**TASK OBJECTIVE:** From the listing below, pull each line that includes "JSON".

**THE DATA:**
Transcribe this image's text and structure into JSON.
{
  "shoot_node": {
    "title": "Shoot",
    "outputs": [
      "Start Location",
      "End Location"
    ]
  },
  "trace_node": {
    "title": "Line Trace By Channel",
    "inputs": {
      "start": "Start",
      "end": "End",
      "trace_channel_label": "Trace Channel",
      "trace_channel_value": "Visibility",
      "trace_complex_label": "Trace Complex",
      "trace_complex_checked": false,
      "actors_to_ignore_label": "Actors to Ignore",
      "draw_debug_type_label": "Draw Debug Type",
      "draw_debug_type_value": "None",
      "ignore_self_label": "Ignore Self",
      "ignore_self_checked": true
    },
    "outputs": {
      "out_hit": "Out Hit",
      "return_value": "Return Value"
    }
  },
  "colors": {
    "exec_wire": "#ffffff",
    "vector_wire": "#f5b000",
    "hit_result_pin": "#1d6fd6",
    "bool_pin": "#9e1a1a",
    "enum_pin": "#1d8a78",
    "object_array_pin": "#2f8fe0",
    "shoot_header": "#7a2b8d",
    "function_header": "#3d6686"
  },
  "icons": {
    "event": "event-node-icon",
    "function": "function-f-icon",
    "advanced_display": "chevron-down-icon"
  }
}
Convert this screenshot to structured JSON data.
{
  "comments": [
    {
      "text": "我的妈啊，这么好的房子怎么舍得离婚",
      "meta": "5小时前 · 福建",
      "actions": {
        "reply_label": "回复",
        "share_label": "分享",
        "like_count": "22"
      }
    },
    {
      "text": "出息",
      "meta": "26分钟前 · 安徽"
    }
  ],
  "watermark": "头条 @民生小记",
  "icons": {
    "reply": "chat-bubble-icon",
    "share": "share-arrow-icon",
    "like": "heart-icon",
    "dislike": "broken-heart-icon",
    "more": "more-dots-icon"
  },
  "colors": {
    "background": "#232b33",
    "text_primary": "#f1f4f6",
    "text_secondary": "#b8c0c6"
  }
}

**COMPLETED EXERCISE:**
Transcribe this image's text and structure into JSON.
Convert this screenshot to structured JSON data.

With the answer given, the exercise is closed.